Scan the material for the word "Duty" and copy each line where it occurs.
++++++++++++++++++++
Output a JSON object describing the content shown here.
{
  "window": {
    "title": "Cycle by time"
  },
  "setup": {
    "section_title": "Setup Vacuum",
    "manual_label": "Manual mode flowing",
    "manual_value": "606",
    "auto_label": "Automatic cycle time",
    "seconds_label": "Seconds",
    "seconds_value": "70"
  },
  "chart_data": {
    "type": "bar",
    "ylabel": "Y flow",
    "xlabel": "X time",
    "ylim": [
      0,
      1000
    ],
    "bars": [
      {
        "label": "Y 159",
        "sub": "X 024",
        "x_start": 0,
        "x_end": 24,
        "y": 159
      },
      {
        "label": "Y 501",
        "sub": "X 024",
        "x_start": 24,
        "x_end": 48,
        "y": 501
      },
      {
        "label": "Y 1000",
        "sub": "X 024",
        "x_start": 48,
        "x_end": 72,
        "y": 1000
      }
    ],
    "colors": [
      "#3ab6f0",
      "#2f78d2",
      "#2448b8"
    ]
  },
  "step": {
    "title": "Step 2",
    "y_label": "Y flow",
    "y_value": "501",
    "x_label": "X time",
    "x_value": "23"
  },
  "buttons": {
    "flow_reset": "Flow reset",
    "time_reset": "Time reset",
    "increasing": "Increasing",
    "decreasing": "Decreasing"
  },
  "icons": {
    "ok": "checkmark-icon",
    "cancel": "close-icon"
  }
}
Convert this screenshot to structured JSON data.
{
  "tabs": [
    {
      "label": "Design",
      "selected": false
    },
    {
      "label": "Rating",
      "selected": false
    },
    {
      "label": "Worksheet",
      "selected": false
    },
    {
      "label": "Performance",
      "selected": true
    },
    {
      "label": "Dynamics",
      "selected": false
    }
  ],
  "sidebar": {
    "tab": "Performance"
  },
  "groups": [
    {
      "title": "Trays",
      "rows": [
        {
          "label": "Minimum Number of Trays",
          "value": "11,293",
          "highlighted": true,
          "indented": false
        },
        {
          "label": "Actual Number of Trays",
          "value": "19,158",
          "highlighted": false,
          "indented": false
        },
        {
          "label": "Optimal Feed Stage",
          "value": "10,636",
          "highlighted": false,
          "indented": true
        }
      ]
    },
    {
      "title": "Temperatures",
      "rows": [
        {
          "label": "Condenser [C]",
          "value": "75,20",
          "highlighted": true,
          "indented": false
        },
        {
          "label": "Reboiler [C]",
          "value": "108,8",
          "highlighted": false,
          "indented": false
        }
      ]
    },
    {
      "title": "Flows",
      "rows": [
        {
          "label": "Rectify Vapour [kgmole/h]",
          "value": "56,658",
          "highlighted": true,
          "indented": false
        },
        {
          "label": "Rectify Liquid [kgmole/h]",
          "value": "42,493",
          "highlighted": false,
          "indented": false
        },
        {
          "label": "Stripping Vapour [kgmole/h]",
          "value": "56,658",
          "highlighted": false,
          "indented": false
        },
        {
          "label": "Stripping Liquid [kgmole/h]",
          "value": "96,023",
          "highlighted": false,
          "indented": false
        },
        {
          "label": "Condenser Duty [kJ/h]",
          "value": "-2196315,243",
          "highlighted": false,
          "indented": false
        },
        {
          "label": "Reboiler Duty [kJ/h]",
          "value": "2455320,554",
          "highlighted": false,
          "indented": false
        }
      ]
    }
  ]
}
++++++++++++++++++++
Answer box:
          "label": "Condenser Duty [kJ/h]",
          "label": "Reboiler Duty [kJ/h]",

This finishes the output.